• Assigned task
Gather all lines in the records below that include the word "title".

(Beginning of Excerpted data)

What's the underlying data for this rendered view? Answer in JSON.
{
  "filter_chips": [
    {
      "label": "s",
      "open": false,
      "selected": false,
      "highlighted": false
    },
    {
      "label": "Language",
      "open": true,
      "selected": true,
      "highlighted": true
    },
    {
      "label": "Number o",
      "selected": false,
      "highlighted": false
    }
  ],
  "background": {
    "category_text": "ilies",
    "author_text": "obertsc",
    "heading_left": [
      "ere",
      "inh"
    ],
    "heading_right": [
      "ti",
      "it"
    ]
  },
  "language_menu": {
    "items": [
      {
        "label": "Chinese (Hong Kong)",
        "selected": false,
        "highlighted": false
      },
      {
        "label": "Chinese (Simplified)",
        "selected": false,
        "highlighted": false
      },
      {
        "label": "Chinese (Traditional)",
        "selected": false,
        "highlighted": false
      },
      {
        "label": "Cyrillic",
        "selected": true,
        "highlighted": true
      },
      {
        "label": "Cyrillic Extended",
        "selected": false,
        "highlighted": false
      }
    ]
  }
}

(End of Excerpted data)
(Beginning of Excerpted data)

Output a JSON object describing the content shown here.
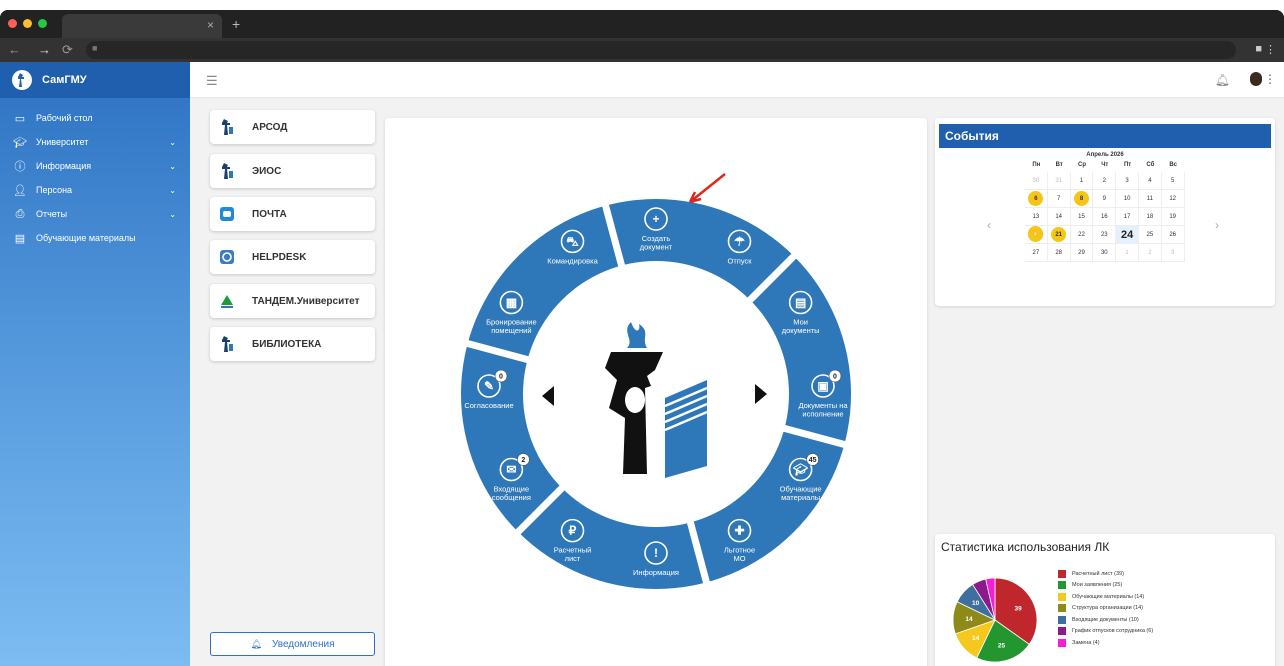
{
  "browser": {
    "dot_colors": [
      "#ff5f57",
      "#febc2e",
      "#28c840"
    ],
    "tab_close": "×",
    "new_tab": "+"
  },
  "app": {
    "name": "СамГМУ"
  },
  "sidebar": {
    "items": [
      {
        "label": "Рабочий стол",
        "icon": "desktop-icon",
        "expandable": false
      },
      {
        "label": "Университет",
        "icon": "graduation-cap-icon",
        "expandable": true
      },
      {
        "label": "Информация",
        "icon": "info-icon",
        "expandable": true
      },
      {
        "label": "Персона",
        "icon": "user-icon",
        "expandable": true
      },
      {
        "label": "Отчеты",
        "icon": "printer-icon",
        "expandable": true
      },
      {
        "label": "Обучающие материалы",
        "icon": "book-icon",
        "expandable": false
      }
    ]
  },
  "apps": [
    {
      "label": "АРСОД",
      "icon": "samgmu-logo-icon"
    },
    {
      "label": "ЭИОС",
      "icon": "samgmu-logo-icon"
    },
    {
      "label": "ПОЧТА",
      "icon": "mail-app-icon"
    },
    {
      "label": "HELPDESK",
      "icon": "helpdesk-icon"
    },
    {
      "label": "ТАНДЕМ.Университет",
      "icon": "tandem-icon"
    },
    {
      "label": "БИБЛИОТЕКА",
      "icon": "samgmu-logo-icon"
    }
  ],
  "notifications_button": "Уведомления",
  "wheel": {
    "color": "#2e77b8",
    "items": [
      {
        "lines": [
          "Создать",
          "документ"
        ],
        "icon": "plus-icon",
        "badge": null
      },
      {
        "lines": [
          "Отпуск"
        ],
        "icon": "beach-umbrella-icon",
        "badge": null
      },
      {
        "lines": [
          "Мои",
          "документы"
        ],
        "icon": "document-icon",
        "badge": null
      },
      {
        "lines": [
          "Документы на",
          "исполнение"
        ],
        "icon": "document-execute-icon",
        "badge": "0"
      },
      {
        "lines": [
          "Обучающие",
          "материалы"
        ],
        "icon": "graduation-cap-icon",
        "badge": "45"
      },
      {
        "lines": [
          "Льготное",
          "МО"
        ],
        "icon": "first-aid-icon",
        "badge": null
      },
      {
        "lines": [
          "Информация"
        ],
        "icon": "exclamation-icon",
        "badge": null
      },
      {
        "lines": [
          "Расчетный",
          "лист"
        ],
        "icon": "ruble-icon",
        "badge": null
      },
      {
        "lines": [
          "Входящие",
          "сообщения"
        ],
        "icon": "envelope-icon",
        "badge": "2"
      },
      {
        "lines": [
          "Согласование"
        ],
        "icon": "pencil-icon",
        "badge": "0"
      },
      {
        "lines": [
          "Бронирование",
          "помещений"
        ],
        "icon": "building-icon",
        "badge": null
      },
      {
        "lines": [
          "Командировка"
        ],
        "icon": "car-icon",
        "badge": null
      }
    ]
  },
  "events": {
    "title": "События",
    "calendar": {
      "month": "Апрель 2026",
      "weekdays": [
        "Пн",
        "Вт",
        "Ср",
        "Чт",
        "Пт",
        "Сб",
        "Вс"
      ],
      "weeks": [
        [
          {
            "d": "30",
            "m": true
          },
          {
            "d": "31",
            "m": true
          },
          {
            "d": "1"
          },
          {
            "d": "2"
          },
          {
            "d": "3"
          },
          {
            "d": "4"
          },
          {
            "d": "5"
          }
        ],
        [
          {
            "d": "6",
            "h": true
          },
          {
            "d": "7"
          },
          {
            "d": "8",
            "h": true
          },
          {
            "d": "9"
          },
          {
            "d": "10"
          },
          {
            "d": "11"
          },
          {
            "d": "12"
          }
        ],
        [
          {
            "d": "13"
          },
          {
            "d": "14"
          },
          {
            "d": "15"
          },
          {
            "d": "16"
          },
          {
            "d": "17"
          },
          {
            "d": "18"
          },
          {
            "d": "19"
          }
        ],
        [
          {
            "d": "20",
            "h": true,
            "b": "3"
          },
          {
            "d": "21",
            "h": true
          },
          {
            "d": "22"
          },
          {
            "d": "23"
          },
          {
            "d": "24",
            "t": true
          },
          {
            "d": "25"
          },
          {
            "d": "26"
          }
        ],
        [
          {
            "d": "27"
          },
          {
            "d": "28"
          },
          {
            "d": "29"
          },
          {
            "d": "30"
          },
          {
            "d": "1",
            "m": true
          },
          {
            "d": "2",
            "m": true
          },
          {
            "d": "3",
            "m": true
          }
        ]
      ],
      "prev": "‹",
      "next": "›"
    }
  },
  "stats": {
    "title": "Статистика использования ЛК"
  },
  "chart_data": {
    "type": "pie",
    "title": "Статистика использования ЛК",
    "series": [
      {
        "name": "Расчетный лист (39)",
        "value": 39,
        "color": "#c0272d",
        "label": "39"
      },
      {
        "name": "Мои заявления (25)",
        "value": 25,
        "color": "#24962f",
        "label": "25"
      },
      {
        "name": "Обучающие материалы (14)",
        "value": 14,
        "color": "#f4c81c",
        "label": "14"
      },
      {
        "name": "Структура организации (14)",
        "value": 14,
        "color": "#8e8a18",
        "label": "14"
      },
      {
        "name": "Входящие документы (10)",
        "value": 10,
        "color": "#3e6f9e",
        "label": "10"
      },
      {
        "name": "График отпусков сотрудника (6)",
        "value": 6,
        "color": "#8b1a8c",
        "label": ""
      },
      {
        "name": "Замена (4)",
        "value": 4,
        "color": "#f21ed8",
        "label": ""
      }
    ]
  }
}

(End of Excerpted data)

• Response to this exercise
    "title": "События",
    "title": "Статистика использования ЛК"
    "title": "Статистика использования ЛК",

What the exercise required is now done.